_Problem statement_
Using the data below, tally the lines that include the string "chevron". Only the number is wanted.

_Dataset entries_
━━━━━━

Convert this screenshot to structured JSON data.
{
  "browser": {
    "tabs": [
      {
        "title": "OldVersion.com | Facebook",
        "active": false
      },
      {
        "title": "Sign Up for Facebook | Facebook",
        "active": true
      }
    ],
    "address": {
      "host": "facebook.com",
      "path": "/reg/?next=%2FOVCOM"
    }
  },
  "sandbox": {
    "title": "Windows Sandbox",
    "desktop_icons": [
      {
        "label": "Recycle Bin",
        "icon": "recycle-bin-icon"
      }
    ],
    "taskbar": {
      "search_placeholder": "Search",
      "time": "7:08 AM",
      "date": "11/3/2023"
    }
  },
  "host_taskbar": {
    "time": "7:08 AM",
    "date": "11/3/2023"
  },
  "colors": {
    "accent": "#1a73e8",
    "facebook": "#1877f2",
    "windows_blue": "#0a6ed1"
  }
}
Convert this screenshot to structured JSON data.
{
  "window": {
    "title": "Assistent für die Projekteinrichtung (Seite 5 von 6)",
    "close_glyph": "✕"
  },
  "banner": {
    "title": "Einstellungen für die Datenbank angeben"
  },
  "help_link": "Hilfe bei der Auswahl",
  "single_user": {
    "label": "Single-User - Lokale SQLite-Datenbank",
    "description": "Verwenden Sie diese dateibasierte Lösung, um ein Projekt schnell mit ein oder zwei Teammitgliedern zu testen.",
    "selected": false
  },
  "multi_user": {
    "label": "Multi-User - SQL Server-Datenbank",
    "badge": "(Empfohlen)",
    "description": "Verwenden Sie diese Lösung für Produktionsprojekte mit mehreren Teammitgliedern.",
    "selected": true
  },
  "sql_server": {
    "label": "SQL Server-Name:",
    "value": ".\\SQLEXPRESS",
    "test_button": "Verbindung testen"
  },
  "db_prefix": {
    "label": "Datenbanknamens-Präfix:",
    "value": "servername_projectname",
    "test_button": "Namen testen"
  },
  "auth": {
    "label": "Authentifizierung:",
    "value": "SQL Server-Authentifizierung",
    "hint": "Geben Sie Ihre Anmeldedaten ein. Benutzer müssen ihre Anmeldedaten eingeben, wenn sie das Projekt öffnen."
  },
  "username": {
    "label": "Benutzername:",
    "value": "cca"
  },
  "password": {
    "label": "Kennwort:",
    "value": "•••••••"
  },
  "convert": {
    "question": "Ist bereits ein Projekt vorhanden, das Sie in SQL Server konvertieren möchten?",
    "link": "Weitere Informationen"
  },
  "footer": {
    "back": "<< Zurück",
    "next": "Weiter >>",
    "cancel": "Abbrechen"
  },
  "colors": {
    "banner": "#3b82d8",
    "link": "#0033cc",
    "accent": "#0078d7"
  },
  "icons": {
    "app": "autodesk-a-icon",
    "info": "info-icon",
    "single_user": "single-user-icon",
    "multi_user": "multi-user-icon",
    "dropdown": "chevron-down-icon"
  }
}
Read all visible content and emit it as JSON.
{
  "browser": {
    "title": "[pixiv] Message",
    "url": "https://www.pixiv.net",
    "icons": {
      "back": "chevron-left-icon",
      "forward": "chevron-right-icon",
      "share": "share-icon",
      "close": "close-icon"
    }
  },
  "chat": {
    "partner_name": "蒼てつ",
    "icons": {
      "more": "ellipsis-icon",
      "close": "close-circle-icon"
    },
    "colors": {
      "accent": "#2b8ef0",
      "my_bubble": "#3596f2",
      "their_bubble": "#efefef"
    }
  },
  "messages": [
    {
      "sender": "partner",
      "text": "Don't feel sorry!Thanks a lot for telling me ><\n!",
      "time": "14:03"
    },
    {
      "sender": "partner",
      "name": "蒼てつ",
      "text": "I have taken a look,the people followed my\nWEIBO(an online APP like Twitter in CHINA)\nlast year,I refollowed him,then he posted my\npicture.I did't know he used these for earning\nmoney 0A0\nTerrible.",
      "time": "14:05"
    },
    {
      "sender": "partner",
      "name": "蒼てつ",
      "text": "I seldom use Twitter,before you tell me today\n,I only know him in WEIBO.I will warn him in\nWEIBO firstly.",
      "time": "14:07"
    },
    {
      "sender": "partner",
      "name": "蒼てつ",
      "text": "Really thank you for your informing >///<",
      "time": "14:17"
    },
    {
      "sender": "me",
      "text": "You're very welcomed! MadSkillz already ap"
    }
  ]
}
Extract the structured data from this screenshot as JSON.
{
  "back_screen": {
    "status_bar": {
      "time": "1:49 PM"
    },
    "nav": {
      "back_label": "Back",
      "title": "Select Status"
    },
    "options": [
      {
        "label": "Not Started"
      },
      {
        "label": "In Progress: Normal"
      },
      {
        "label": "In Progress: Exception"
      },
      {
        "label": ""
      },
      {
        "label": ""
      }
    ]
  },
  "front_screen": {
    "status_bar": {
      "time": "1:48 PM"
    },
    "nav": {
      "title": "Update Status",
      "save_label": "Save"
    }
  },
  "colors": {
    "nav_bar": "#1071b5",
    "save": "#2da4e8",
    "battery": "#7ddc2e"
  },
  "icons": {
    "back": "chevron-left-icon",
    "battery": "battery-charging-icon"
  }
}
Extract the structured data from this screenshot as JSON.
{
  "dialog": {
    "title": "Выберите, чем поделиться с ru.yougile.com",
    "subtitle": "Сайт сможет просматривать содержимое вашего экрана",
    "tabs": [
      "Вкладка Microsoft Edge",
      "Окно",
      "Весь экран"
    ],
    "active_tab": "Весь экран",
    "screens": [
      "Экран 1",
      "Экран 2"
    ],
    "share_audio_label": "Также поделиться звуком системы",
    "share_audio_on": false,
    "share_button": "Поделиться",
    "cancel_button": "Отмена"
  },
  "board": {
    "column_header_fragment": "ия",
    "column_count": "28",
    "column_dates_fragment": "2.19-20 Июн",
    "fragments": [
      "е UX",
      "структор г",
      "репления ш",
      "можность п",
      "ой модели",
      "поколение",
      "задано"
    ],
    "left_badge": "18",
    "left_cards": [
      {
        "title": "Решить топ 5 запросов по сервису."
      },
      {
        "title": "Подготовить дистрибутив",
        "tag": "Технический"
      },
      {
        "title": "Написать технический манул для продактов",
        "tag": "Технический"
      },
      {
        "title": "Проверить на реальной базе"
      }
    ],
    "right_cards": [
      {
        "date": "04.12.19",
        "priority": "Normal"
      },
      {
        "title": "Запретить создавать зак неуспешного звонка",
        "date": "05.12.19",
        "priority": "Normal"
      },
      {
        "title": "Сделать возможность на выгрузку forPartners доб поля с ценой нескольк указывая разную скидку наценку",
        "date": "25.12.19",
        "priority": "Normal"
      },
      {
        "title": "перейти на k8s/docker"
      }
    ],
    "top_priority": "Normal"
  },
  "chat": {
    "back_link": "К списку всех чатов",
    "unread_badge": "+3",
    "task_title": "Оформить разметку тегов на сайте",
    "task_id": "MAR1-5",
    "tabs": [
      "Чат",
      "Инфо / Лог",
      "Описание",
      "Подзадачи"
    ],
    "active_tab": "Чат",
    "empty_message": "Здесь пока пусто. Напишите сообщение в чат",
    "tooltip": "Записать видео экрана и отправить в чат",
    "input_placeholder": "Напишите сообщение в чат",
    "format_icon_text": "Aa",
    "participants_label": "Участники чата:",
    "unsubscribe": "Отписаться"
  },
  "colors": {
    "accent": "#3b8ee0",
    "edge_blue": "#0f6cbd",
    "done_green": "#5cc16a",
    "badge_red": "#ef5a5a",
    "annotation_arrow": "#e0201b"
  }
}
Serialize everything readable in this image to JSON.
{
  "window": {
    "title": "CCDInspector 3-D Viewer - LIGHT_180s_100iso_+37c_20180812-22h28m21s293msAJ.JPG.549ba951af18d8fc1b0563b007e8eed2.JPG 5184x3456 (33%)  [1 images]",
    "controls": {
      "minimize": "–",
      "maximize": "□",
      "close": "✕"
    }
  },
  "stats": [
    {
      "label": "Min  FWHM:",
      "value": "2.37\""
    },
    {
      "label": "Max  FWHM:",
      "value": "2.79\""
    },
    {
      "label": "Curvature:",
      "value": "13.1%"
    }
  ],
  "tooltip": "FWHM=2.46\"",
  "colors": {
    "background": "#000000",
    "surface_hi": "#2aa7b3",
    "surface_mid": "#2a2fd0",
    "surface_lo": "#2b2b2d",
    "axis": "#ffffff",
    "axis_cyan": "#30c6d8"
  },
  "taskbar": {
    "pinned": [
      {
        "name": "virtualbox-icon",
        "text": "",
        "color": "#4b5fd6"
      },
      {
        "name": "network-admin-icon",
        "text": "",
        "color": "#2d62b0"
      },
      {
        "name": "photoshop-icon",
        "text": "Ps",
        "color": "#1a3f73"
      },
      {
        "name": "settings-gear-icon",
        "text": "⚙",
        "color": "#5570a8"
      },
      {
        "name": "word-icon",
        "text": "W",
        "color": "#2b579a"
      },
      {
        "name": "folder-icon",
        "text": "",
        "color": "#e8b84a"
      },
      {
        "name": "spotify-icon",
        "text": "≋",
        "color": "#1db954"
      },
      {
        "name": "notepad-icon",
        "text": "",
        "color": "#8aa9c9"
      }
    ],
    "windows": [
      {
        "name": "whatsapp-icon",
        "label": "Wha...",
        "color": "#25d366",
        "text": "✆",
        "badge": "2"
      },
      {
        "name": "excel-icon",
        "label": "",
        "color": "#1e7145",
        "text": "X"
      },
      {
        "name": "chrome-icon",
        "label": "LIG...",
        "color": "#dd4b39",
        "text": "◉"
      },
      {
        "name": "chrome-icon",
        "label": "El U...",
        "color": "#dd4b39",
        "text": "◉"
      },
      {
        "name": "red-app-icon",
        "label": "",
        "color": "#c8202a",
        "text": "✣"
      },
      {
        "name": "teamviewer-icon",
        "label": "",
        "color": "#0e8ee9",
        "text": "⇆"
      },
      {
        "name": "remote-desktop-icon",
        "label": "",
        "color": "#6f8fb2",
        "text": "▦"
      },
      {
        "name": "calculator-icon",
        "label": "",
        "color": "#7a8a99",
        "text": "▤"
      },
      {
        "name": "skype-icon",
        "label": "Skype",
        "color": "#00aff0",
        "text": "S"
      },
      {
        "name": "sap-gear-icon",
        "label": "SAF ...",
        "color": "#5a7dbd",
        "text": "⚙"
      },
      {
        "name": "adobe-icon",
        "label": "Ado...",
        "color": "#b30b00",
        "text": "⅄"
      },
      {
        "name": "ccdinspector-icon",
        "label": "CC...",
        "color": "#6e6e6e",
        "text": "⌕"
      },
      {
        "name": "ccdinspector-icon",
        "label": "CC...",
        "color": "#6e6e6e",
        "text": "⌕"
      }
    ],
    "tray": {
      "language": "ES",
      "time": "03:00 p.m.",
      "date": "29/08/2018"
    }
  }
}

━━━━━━

_Answer to this problem_
4